Devendra Banhart at the Boulder Theater. Image courtesy of Lauren Hough.

Clad in the sleekest of all black getups down to the polished Prada oxfords, cleanly-pressed Devendra Banhart sashayed on stage and silently announced to that he indeed was a fancy man. The stage was set with a giant tapestry that displayed Devendra’s hand painted ginormous flowers that mirrored the floral design on the cover of Ma, his newest album.

Ma is multilingual and multicolored, splattered with primary colors and songs that salute Carole King and John Lennon. He released three singles as a prelude to the complete album, each one wildly fun and widely different- “Kantori Ongaku.” “Abre Las Manos,” and “Taking a Page.” With each coveted single release though, my understanding of Devendra’s vision grew- this wasn’t about a cohesive musical aesthetic but rather, a cohesive concept. This album is about those who teach us, who impart wisdom, who guide us the world, and it’s about those who bring us into this world. The album is Devendra’s journey into him becoming a Ma. It is his statement of paternity and maternity. Yet, I was hesitant to like Ma. I couldn’t understand this new role Devendra had chosen to play.

I saw Devendra and his band perform in Boulder with my friend Mimi- we stood front and center. The best way I can describe the experience for me was the feeling of being a preschooler. I imagined huge bugs crawling across the stage, and felt as if every audience member was sitting criss-cross applesauce in a semi circle, googly-eyed. Devendra talked cryptically almost, telling us long, extended, made-up stories about socks and concerts he performed fifty years ago. The kick drum was adorned with a huge smiley face, with the Om symbol for its eyes. The flowers on the tapestry seemed to grow- or I seemed to shrink- becoming more like a child.

He began the concert by performing “Is This Nice?”, a soft song loaded with lessons on how to love and cry and create. Give this song a listen for references to John Lennon’s “Beautiful Boy,” if nothing else. Devendra sang maybe 5 or 6 songs off of Ma before dragging a wooden stool and his acoustic guitar on stage and asking the audience what they’d like to hear. Some people ecstatically shouted their fave songs’ title, others widened their eyes and raised their hands waiting for teacher to call on them. I was in the second boat of people, and when called on, I requested Devendra play “Shame,” an old, silly song about boobs and playing in the sun. “Shame” is a song that encapsulated my former image of Devendra Banhart as an artist. It’s a song that makes you want to giggle and dance and let yourself be like your childhood self (the song does come off an EP called “I Feel Just Like a Child” after all). Devendra looked almost shocked at my request, it’s one of his oldest songs. He thanked me for asking to hear it, but said the band didn’t know how to play it. Admittedly I was sad. Unable to hear that song live! A minor heartbreak.

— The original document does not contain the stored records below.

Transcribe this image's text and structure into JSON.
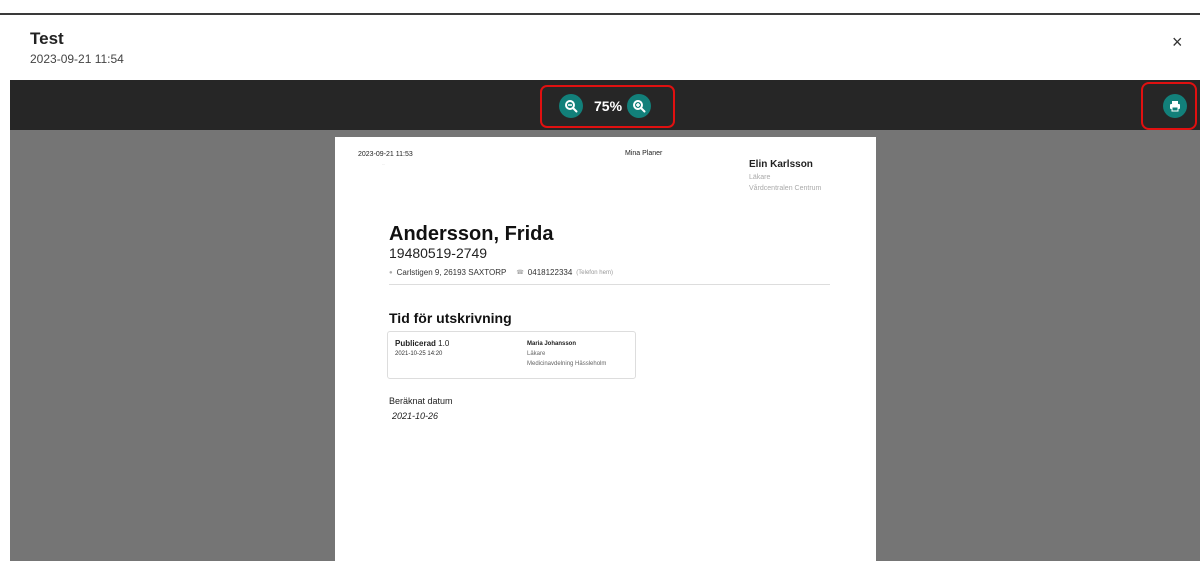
{
  "header": {
    "title": "Test",
    "subtitle": "2023-09-21 11:54",
    "close_label": "×"
  },
  "toolbar": {
    "zoom_level": "75%",
    "zoom_out_icon": "zoom-out-icon",
    "zoom_in_icon": "zoom-in-icon",
    "print_icon": "print-icon",
    "accent_color": "#12807a",
    "highlight_color": "#e01010"
  },
  "document": {
    "printed_at": "2023-09-21 11:53",
    "mini_text": "...",
    "app_name": "Mina Planer",
    "author": {
      "name": "Elin Karlsson",
      "role": "Läkare",
      "unit": "Vårdcentralen Centrum"
    },
    "patient": {
      "name": "Andersson, Frida",
      "id": "19480519-2749",
      "address": "Carlstigen 9, 26193 SAXTORP",
      "phone": "0418122334",
      "phone_type": "(Telefon hem)"
    },
    "section_title": "Tid för utskrivning",
    "card": {
      "status_label": "Publicerad",
      "version": "1.0",
      "datetime": "2021-10-25 14:20",
      "person": "Maria Johansson",
      "person_role": "Läkare",
      "person_unit": "Medicinavdelning Hässleholm"
    },
    "calc_label": "Beräknat datum",
    "calc_value": "2021-10-26"
  }
}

But thinking about it now, “Shame” didn’t fit into that concert. While I always thought of Devendra Banhart as having the fervent feel of a child, I had missed that he had changed. His music contained more teachings than before. It was less spastic. It felt put together and organized, in the way some parental figures do. Caterpillar has become a butterfly! Sprout has become a bean! Devendra has become a Ma!


You can read about Devendra Banhart, look at his tour dates, and access his music on his website, linked here.